Imported from the USA, this is a workers day off and as it falls on a Sunday this year, the following Monday is taken as the holiday.
This day off for workers has its roots in the fight for workers rights in the USA in the late 1880’s and eventually led to the advent of the 8 hour working day, with Spain being the first European country to recognise this officially.
Ironically, Labor Day in the USA is actually celebrated in September (not May), while pretty much the rest of the world has some kind of May Day holiday.
May Day celebrations can be traced all the way to Celtic Beltane (last day of winter) and the Roman festival of Flora, held to celebrate fertility and the advent of spring.
What to expect in Spain on Dia de los Trabajadores
Banks, schools, public administration offices and some shops will be closed, and the larger retail outlets and superstores open, but with reduced hours. However, this is patchy so if you have plans to go shopping on your day off, be sure to check the opening hours with the relevant store.
Links to check opening hours for selected stores in Andalucía:
El Corte Inglés Marbella – closed Sunday 1st May, open as normal 2nd May
La Cañada Marbella – open all year
Centro Miramar Fuengirola – restaurants only open on 1st May, open as normal on 2nd May.
Plaza Mayor, Malaga – open Monday 2nd May

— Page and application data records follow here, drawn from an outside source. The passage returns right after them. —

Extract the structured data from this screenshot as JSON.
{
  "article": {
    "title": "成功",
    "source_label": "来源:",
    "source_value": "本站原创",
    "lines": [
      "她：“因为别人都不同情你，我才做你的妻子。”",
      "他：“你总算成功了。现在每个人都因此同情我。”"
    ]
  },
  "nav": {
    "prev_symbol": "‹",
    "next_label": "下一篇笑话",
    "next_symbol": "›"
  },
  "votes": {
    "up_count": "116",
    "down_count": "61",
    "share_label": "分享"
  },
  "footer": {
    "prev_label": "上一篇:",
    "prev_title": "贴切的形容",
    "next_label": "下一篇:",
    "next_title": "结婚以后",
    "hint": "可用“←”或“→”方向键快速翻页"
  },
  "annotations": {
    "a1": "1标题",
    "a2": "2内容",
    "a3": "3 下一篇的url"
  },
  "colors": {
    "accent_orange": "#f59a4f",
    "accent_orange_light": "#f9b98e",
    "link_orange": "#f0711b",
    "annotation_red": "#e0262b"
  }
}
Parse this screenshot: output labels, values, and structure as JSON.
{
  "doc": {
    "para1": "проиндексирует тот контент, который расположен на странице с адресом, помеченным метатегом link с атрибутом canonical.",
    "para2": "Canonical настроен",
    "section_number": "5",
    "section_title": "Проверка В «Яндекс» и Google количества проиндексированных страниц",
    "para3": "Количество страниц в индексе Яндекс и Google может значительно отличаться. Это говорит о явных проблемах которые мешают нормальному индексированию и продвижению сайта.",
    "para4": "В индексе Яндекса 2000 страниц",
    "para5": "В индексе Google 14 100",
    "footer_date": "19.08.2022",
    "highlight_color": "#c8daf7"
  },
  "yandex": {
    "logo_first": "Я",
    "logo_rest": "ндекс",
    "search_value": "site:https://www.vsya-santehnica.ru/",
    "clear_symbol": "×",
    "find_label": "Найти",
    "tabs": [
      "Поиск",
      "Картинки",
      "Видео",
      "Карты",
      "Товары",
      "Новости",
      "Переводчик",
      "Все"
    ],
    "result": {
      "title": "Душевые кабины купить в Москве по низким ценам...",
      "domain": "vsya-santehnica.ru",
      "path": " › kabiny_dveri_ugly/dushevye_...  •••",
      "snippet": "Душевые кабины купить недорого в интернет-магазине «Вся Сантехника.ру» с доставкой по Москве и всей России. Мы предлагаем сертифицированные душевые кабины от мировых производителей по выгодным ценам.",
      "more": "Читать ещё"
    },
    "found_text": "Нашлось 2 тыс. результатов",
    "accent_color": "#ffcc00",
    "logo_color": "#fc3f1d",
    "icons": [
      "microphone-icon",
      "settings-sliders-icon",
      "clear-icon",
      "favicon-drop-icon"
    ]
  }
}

If shopping on a Bank Holiday is your worst nightmare, then take advantage of the fact that museums, tourist attractions and bars/restaurants are all open for you to enjoy!